By Liu Zongyi
In recent years, the geopolitical concept of the “Indo-Pacific” has gained currency. The concept was first developed by Australian scholars and promoted by Americans after the Obama administration put forward the strategic rebalance toward the Asia-Pacific.
Now, more and more scholars and officials from Australia, the US, India, Japan and Indonesia have begun to use this term, fleshing it out from their own perspectives.
The aim of US “Indo-Pacific” geostrategy is to balance and even contain China’s increasing influence in the Asia-Pacific region and the Indian Ocean, with the help of some countries in the region.
For the US and Japan, India is the “linchpin” in the “Indo-Pacific” geostrategic system. Many Indian officials and scholars appreciate this idea. The term “Indo-Pacific” has appeared more than once in Indian official documents. However, the Indian government and scholars have different perspectives from the US and other countries on this point.
On the one hand, India sees the Indian Ocean within its own sphere of influence, with the intervention of other powers forbidden.
China’s increasing cooperation with other Indian Ocean countries rankle on India. It has used this as an excuse to energetically develop its navy.
But at the same time, India knows well that the dominant power in the region is still the US. India is reluctant to play the leading role in the Indian Ocean as the US wants, due to its own limited capabilities.
Since the beginning of the 21st century, the focus of India’s “Look East” policy gradually expanded from economic and cultural fields to strategic and security fields, and from Southeast to Northeast Asia.
In 2011, India interfered with South China Sea disputes by declaring that it would cooperate with Vietnam on oil fields exploitation in this region.
After Prime Minister Narendra Modi took power, the “Look East” policy was developed into an “Act East” policy. India has enhanced its strategic and military cooperation with countries around China, such as Japan, Vietnam and Australia.
But meanwhile, India also hopes to maintain prosperity and stability in the Indo-Pacific region, and benefit from regional economic development.
Modi has promised to give the Indian people a powerful India in a decade, and wants India to become a manufacturing hub.
Therefore, he wants a peaceful and stable periphery that will allow him to concentrate on domestic economic structural reform and infrastructure building.

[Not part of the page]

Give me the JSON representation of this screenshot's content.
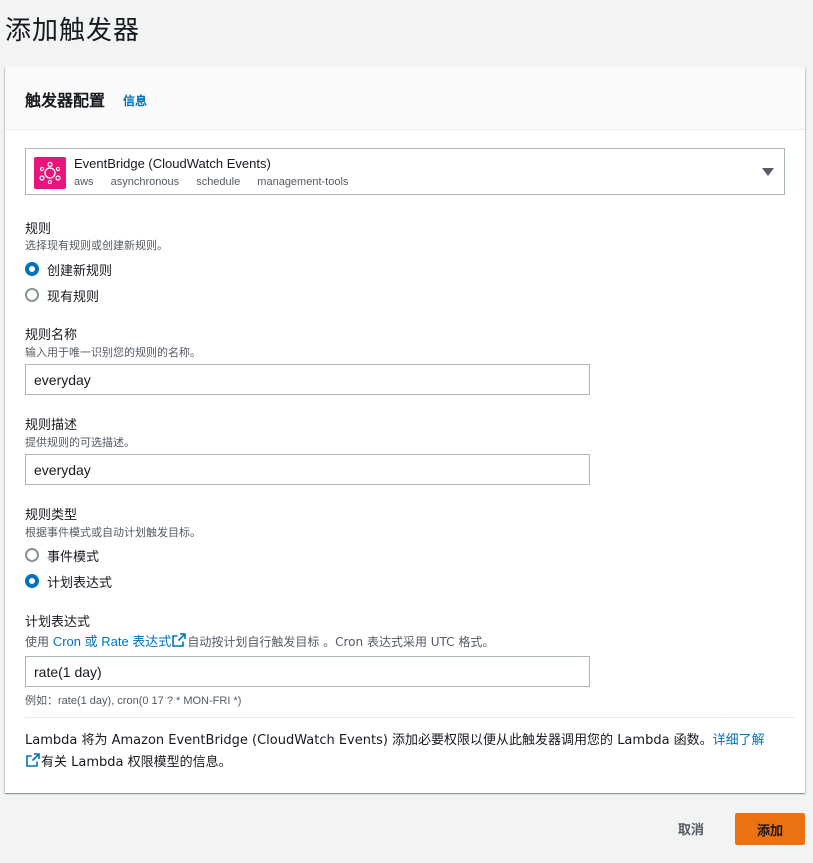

Modi needs to maintain stable relations with China, Pakistan and other countries, and needs to absorb investment and technologies from countries like China, Japan and Singapore.
China has put forward a package of projects to boost the development of its periphery, which includes the Silk Road economic belt, the 21st Century Maritime Silk Road, the Bangladesh-China-India-Myanmar Economic Corridor, and the China-Pakistan Economic Corridor, is in fact a geoeconomic “Indo-Pacific” plan. It will boost the Indo-Pacific region into the “Indo-Pacific Era.”
China hopes to cooperate with all the countries in the region, and expand Northeast Asia’s industrial and financial networks to the Indian Ocean region.
This will create more prosperous Indian Ocean countries. India is interested in this idea to some degree; hence the Indian government’s decision to become a founding member of Asian Infrastructure Investment Bank.
In order to realize the “Indo-Pacific Era,” China and India should overcome both foreign and domestic obstacles.
The foreign obstacles come from some countries’ Indo-Pacific geostrategy that would establish an exclusive political, military and economic alliance from the Pacific Ocean to the Indian Ocean, which would lead to strategic and military competition, and even conflict.
The domestic obstacles are some vested interest groups, especially the Indian defense and strategic industry.
Although Chinese President Xi Jinping‘s visit to India in September was a big success, the effect of border confrontation during the visit on leaders’ conversations is evident.
Furthermore, the Modi government needs to eliminate two misconceptions when developing relations with China. First, India thinks China should make concessions on border disputes because China is facing pressure from the east. Second, India believes China would turn to India for help to digest its excess capacity and huge foreign reserves.
Border issues are the largest obstacle for bilateral relations, but they can only be resolved by mutual understanding and mutual accommodation.
The author is a research fellow of Shanghai Institutes for International Studies and visiting fellow of the Chongyang Institute for Financial Studies, Renmin University of China. email@example.com
Source: Global Times